Past Exhibitions

Alternate Topographies / Elizabeth Duffy, Carl Hasse & Duncan Johnson

   

Elizabeth Duffy (L), Carl Hasse (M), Duncan Johnson (R)

Elizabeth Duffy scavenges materials from her daily life to create sculptures, drawings and large scale installations. Duffy’s materials range from envelopes to lint from her dryer, to reinforcement labels. “A sense of restlessness and a manic work ethic drives her search to find the revelatory in the ordinary. The materials come to me via epiphany and are chosen for their metaphorical resonance.” Duffy prefers to work with materials that encourage her audience to consider what is valued and what is overlooked. She piles, layers, binds, weaves and stacks her materials. Their scale and the surprise of what they have become constitute a moment of revelation. Of extreme importance in her work is her methodology; Duffy’s method is “accretive to the point of obsession, accumulation and repetition a vital part of the process.” 

Duffy has been a part of recent solo exhibitions in New York including Elevator at the Muriel Guépin Gallery in Brooklyn, and her works were shown locally this year at Extreme Scale at the Providence Art Club.
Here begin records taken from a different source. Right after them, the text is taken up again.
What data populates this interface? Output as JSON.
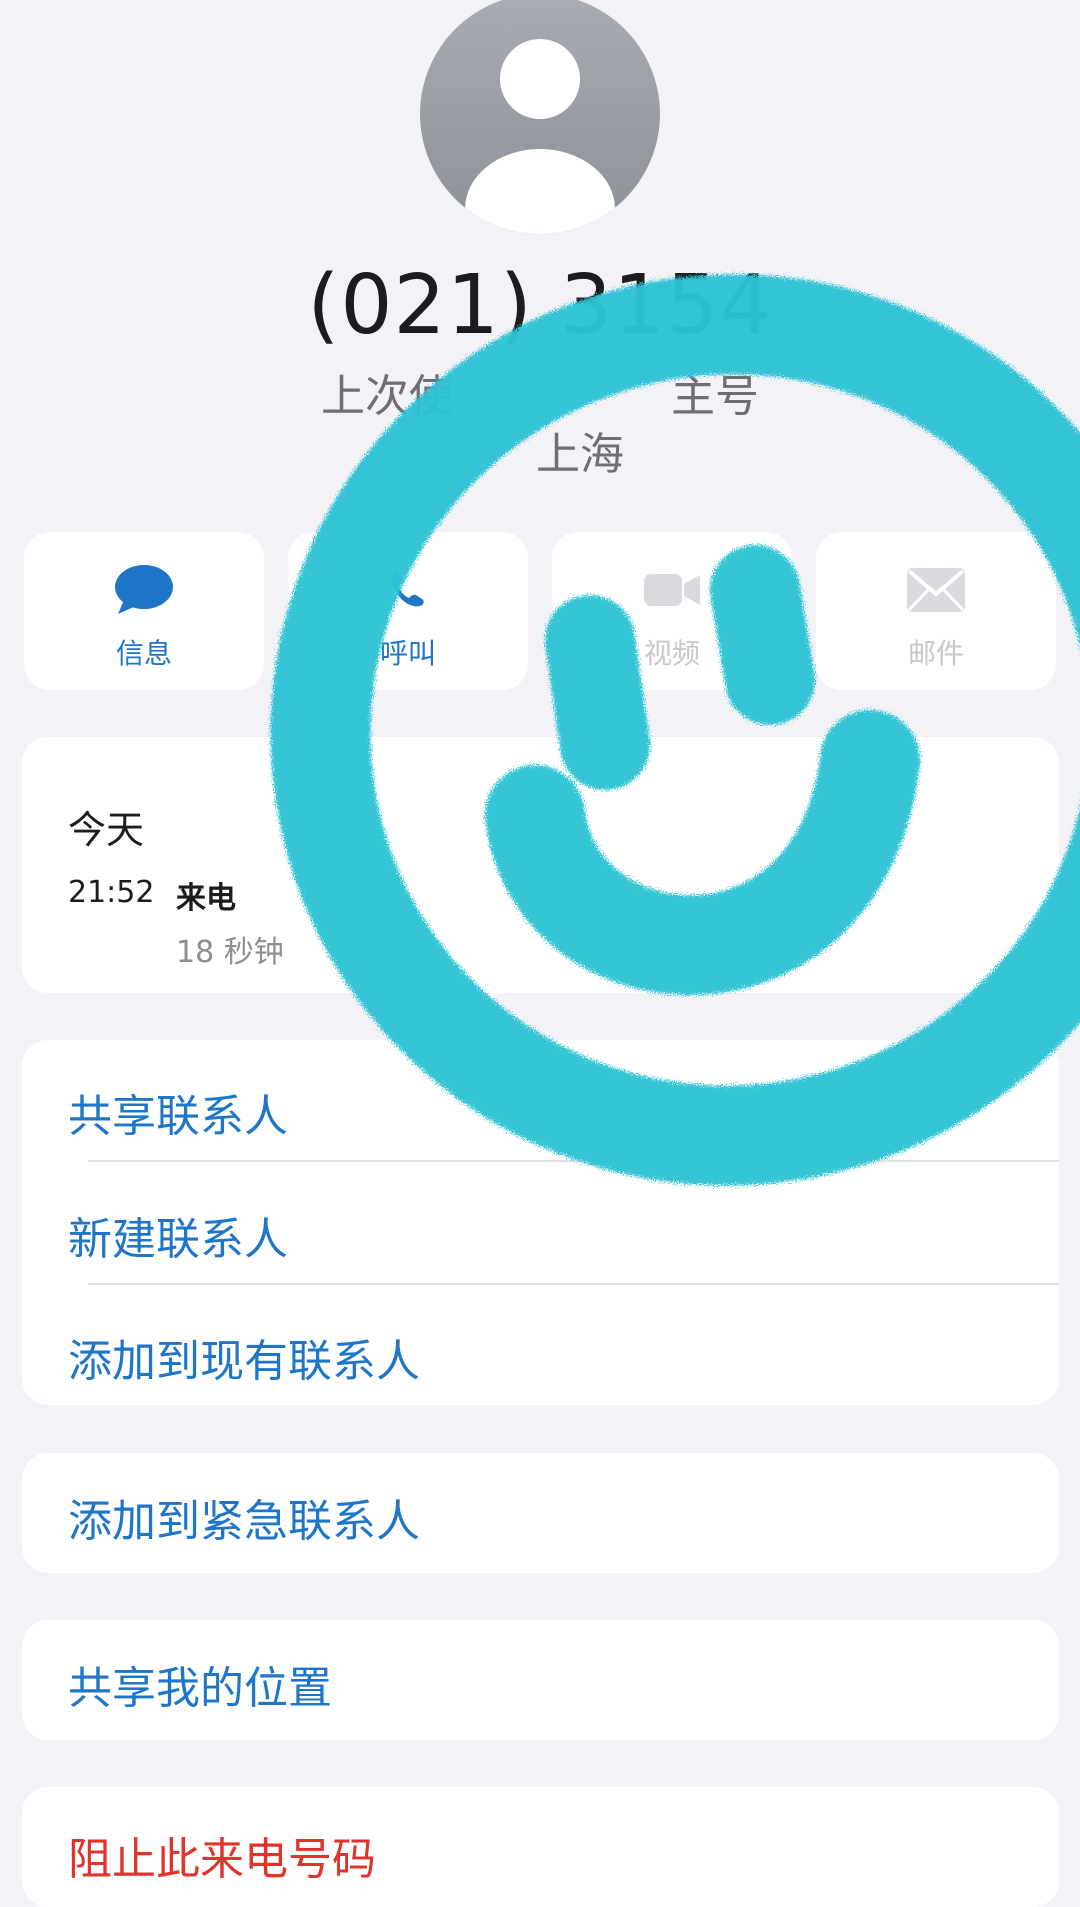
{
  "contact": {
    "phone_number": "(021) 3154",
    "last_used_label": "上次使",
    "last_used_value": "主号",
    "location": "上海"
  },
  "actions": [
    {
      "label": "信息",
      "icon": "message-bubble-icon",
      "color": "#1F76C9"
    },
    {
      "label": "呼叫",
      "icon": "phone-icon",
      "color": "#1F76C9"
    },
    {
      "label": "视频",
      "icon": "video-camera-icon",
      "color": "#C7C7CC"
    },
    {
      "label": "邮件",
      "icon": "envelope-icon",
      "color": "#C7C7CC"
    }
  ],
  "history": {
    "day": "今天",
    "time": "21:52",
    "type": "来电",
    "duration": "18 秒钟"
  },
  "contact_actions": [
    "共享联系人",
    "新建联系人",
    "添加到现有联系人"
  ],
  "emergency_action": "添加到紧急联系人",
  "location_action": "共享我的位置",
  "block_action": "阻止此来电号码",
  "colors": {
    "accent": "#1F76C9",
    "destructive": "#E0332B",
    "sticker": "#2EC3D4"
  }
}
She is the 2010 recipient of the Rhode Island State Council on the Arts Merit Fellowship : Three Dimensional Art. Duffy received her MFA from Brooklyn College. She currently resides in Providence, RI.

In Duncan Johnson’s work, fragments of wood and nails are composed into intricate, layered works that reference city plans, colonial clapboarded houses and barns, and an infinite landscape. Working with myriad pieces of small wood, he attaches hundreds of small nails to create the final structure. The nails serve more than structural appendages; they draw texture on the surface. The wooden surfaces are either untreated or rubbed with stains and pigments in earth-colored subdued hues.

Johnson was awarded a Pollack Krasner Foundation Artist Grant in 2010, an Academy of Arts and Letters award in 2009 and an Individual Artist Grant from the Vermont Arts Council in 2009. He was also awarded the New York Foundation for the Arts Sculpture Fellowship in 2001. Johnson has shown in solo exhibitions across the United States from Atlanta to San Francisco, to New York. Johnson receives his BFA from the Pratt Institute in Brooklyn, NY, where he currently lives and works.

Carl Hasse uses recycled material to make his art. In this particular series, Hasse uses found beverage boxes as the substrate. Rather than adding pigment to the cardboard beverage boxes, Hasse modifies the machine printed cardboard therefore subverting the intended use of the box. “Since the material cost is low, very many image segments can be made and from that population a collage is composed. Complete with exposed edges that make no excuses for being corrugated cardboard.”